*Work required:*
State the number of lines in the records that contain "Tralkes", with no other words.

*Data to examine:*
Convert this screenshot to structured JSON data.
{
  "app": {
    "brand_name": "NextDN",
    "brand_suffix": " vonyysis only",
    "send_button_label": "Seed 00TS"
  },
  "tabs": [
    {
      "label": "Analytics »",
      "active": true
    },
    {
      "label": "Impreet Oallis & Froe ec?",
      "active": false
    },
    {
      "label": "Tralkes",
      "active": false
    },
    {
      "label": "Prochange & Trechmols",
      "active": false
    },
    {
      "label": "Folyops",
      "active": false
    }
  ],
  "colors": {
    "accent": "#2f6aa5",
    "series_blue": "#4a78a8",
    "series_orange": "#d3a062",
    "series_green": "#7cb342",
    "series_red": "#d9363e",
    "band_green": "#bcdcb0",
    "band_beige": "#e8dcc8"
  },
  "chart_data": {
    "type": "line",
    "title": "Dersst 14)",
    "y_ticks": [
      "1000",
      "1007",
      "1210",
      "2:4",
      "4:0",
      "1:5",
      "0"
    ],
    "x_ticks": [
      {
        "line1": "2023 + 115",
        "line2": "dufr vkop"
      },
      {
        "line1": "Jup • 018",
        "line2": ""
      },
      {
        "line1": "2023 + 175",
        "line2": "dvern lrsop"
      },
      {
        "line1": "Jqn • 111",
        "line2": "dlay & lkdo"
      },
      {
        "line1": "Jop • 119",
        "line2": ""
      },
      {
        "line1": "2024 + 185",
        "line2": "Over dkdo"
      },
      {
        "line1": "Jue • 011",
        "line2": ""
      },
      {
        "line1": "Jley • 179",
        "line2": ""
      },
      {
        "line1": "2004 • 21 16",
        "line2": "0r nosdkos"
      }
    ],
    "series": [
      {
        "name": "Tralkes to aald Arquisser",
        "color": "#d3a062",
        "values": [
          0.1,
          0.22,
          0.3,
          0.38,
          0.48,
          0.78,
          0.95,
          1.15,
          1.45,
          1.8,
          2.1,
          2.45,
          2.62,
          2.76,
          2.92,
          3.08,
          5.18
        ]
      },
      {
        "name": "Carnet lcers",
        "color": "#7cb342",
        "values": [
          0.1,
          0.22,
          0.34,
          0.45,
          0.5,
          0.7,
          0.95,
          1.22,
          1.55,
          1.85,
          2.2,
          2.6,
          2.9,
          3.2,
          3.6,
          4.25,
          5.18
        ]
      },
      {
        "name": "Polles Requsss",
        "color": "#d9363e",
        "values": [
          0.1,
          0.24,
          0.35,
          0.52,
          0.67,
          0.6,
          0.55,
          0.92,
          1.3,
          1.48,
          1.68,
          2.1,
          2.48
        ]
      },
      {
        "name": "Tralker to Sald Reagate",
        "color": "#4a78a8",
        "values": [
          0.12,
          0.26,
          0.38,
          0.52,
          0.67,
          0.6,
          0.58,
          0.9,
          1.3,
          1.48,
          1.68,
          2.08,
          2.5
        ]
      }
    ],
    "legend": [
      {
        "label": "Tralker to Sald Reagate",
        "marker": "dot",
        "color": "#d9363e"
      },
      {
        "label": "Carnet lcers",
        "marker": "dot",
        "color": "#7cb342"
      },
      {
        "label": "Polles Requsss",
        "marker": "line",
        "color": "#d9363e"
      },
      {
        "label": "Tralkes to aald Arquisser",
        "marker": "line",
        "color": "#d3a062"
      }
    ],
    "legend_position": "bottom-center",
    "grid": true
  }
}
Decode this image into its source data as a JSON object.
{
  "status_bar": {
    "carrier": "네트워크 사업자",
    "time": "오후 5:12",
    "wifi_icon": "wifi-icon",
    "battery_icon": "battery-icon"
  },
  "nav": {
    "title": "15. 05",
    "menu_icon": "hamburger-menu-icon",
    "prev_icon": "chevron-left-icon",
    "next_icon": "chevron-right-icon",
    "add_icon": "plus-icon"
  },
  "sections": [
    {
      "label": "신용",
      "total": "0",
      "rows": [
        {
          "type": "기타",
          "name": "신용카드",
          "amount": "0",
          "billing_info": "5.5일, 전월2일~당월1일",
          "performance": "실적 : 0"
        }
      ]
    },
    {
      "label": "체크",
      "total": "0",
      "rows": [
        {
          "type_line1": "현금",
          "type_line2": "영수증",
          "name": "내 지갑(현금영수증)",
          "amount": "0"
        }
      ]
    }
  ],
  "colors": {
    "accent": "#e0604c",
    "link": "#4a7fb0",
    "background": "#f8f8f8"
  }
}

*Exercise response:*
3